But green building advocates and developers say that the separate parallel plumbing systems for cistern water and treated water coming from the city are fail-safe and the cisterns could play an important role in stormwater management, an issue that has plagued soggy New Orleans for just as long as disease-carrying mosquitoes have.
When It Rains It Pours
Cisterns, if widely used, could capture thousands, if not millions, of gallons of stormwater runoff that would normally inundate paved areas and flush oil and other pollution into the Mississippi River, explains Tim Duggan, a landscape architect with the Make It Right development.

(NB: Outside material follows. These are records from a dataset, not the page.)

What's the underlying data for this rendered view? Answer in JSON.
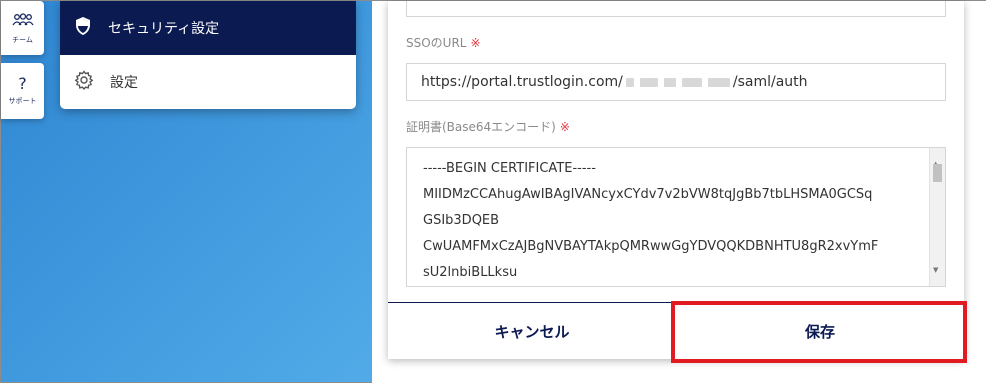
{
  "rail": {
    "team_label": "チーム",
    "support_icon": "?",
    "support_label": "サポート"
  },
  "menu": {
    "items": [
      {
        "label": "セキュリティ設定",
        "icon": "shield-icon",
        "active": true
      },
      {
        "label": "設定",
        "icon": "gear-icon",
        "active": false
      }
    ]
  },
  "form": {
    "sso_url_label": "SSOのURL",
    "required_mark": "※",
    "sso_url_prefix": "https://portal.trustlogin.com/",
    "sso_url_suffix": "/saml/auth",
    "cert_label": "証明書(Base64エンコード)",
    "cert_lines": [
      "-----BEGIN CERTIFICATE-----",
      "MIIDMzCCAhugAwIBAgIVANcyxCYdv7v2bVW8tqJgBb7tbLHSMA0GCSq",
      "GSIb3DQEB",
      "CwUAMFMxCzAJBgNVBAYTAkpQMRwwGgYDVQQKDBNHTU8gR2xvYmF",
      "sU2lnbiBLLksu"
    ]
  },
  "buttons": {
    "cancel": "キャンセル",
    "save": "保存"
  },
  "colors": {
    "navy": "#0c1a52",
    "required": "#e2383d",
    "highlight": "#e01b22"
  }
}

New Orleans’ was constructed in what the Sewerage and Water Board calls a “saucer.” All of the levees built to protect the city from flooding also keep all of the rainwater in.
Draining the city—which is largely below sea level—after storms is a highly engineered and energy-intensive process that requires more than 20 drainage pumping stations and 200 miles of canals that can move up to 29 billion gallons of rain and flood water a day.
Still, every time it rains, in neighborhoods rich and poor, the sewers back up and the streets flood, says Anisa Metzger, New Orleans green building coordinator for the U.S. Green Building Council.
A Portfolio of Options
“I want to see flooding eliminated, if not mitigated, in all of New Orleans,” says Carlson. But, he adds, he doesn’t think the city can rely on cisterns alone.
This is where the state, city, and green developers align. Make It Right and Global Green are using a suite of stormwater management and water re-use strategies that include porous concrete to slow the flow of runoff, and landscaping that helps to absorb rain.
Cities and states are slowly starting to approve more water re-use and rainwater systems, says Matt Petersen, CEO of Global Green. “We’ve know for generations and centuries this is a critical part of how we deal with storm water runoff, water shortages, and the general need to use less water in so many of our communities in America.”
Lisa Faust, director of communications at DHH, says the state will continue to work with groups such as Global Green to come up with a cistern design that is suitable for the damp New Orleans climate and that can serve as a demonstration project and test for whether this new application of ancient cistern technology can be used safely.
In the meantime, some cisterns will remain unused and the focus will turn to landscaping. Many of the new green homes are embellished with verdant rain gardens full of reeds and other wetland plants—an idea that seems odd to some of the residents. When asked what a rain garden is, Make It Right resident Robert Green responds with some hesitation. “What is it? Make It Right has some ideas that don’t fit into a black man’s scheme... It’s a rain garden.”
For more on solar energy in New Orleans' new green communities, read "For Hurricane Katrina Victims, a Solar Restart."
For an overview of green rebuilding efforts, read National Geographic News' in-the-field report: "Five Years After Katrina, Green Homes in Low-Income Neighborhoods Just Starting to Sprout."